It's that time of year again where thousands of A Level students find out their results and face important decisions about their future.
Let me start by saying congratulations - contrary to what many naysayers would have us believe each year, studying for A Levels is hard work and I for one firmly believe more attention should be paid to acknowledging effort rather than casting doubt on its validity. But that's the topic of an entirely different blog!
As expected, the overall pass rate has remained fairly static (rising marginally to 98.1%). While the percentage of those gaining top A or A* grades has fallen slightly (from 26.6% to 26.3%), the overall news for students is very positive.
So what next? That is the big question.
According to UCAS, almost a quarter of a million students are either still awaiting decisions or have the option of entering the university clearing system.
However, just this past week, a poll by Which? found that more than one in four students who gained their university places through clearing felt unprepared - over a third went so far as to say "panicked". Thirty per cent simply said they wished they'd been able to do more research into their choice of course and university.
This is a big problem. The pressure on young people to choose now or regret later, is immense. It's no wonder panic sets in.
Surely choosing the right option is better than choosing any option - particularly in this, the second year of £9,000 annual tuition fees.
My advice to students uncertain about their next step is to take time and take stock. Look at what you really want and at the different options there are to get there.
For many, 'going to uni' will be the right decision but don't rush into it just for the sake of bagging a course. Taking a year out to gain work experience may actually mean you can get onto a better course next year - the one you really want.
But going to university is certainly no longer the only route forward. Distance learning is another option growing in popularity. At RDI, we've seen enquiries rise 40% year-on-year and just this year, recorded 93% student satisfaction with course quality.
Online distance learning gives students the chance to study for degree courses from UK universities in their own time, at their own pace, and with course enrolment periods throughout the year, rather than just the traditional autumn intake.
There are financial advantages too. Distance learning degrees typically cost around two thirds less than attending a three year 'bricks and mortar' university course. This route also gives students the additional advantage of being able to 'earn while they learn' - all the while gaining valuable workplace experience, boosting skills for future employability.

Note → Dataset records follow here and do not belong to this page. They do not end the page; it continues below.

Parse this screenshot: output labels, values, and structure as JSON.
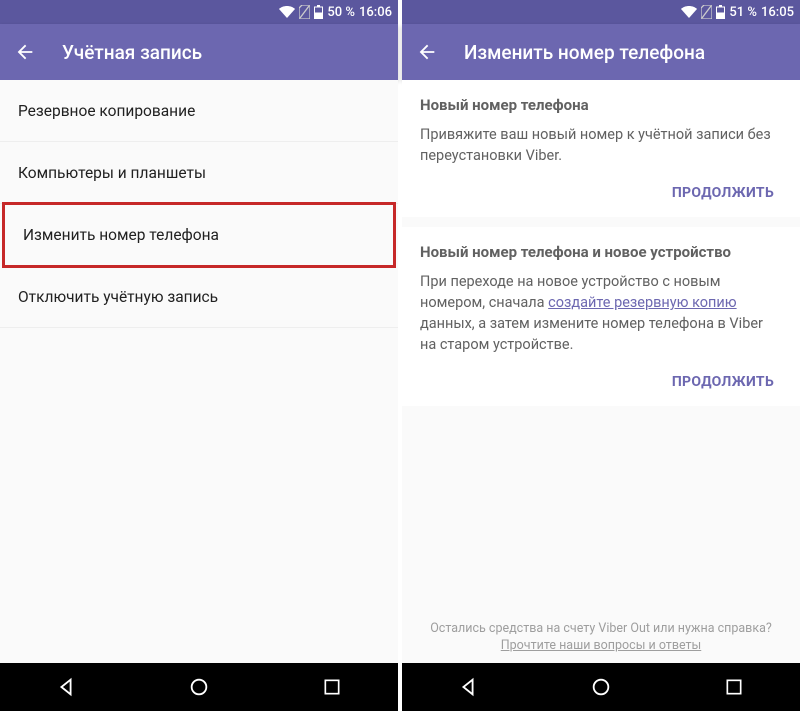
{
  "left": {
    "status": {
      "battery": "50 %",
      "time": "16:06"
    },
    "title": "Учётная запись",
    "items": [
      {
        "label": "Резервное копирование",
        "highlight": false
      },
      {
        "label": "Компьютеры и планшеты",
        "highlight": false
      },
      {
        "label": "Изменить номер телефона",
        "highlight": true
      },
      {
        "label": "Отключить учётную запись",
        "highlight": false
      }
    ]
  },
  "right": {
    "status": {
      "battery": "51 %",
      "time": "16:05"
    },
    "title": "Изменить номер телефона",
    "card1": {
      "title": "Новый номер телефона",
      "body": "Привяжите ваш новый номер к учётной записи без переустановки Viber.",
      "action": "ПРОДОЛЖИТЬ"
    },
    "card2": {
      "title": "Новый номер телефона и новое устройство",
      "body_pre": "При переходе на новое устройство с новым номером, сначала ",
      "body_link": "создайте резервную копию",
      "body_post": " данных, а затем измените номер телефона в Viber на старом устройстве.",
      "action": "ПРОДОЛЖИТЬ"
    },
    "footer": {
      "text": "Остались средства на счету Viber Out или нужна справка?",
      "faq": "Прочтите наши вопросы и ответы"
    }
  }
}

This combination of work and study is definitely growing in appeal. Like distance learning, apprenticeships and trainee schemes have rocketed in popularity. For example, PricewaterhouseCoopers (PwC) has seen applications to their trainee scheme more than treble from 2006 to 2012, from 719 to 2,514. Many such firms are introducing more and more courses aimed specifically at A-Level students rather than graduates, such is their popularity.
What I'm saying is that there are options - more options than ever before - and those students clutching their A Level results wondering what to do next need more support to help them explore exactly what is available to them, rather than being rushed into a decision that just isn't right for them.

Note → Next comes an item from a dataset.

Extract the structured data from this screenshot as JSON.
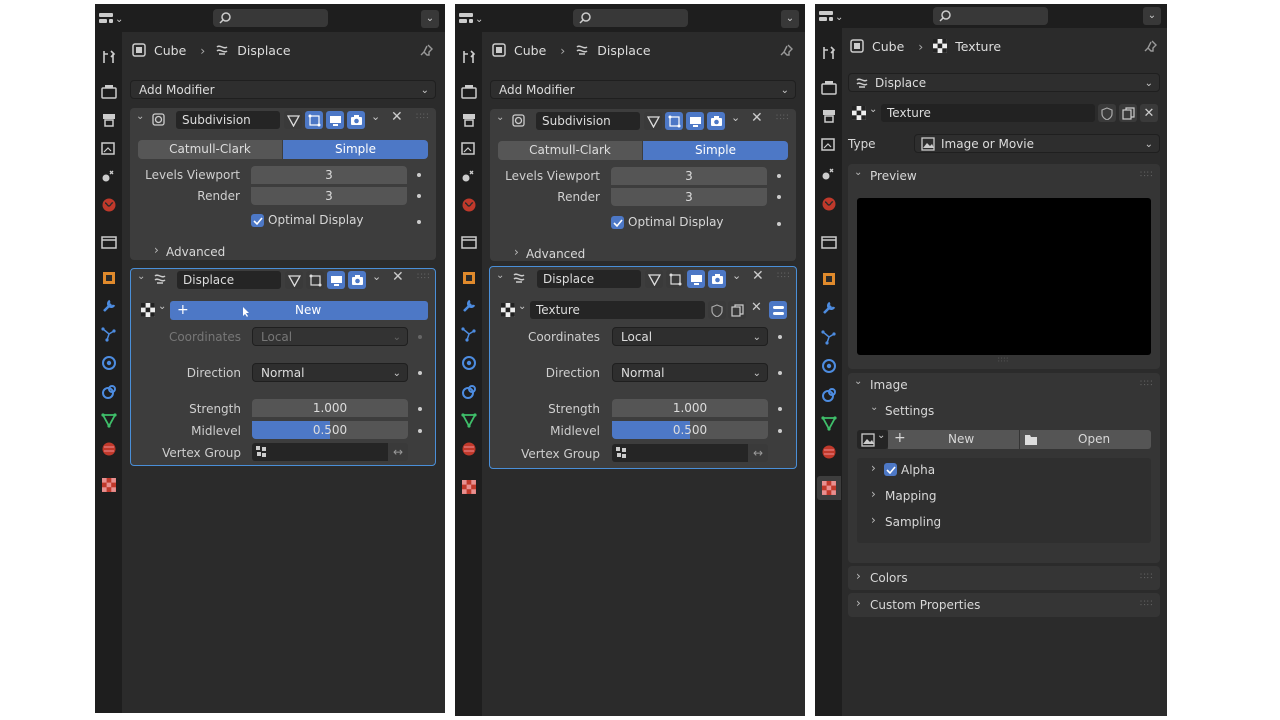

My advice then to young people looking to answer the question 'what next?' - look at university courses available, look at distance learning, look at apprenticeships, look at what careers you may be interested in and what workplace experience might be relevant. Just don't look to someone else to make the decision for you. It's your choice and there's no rush to make it.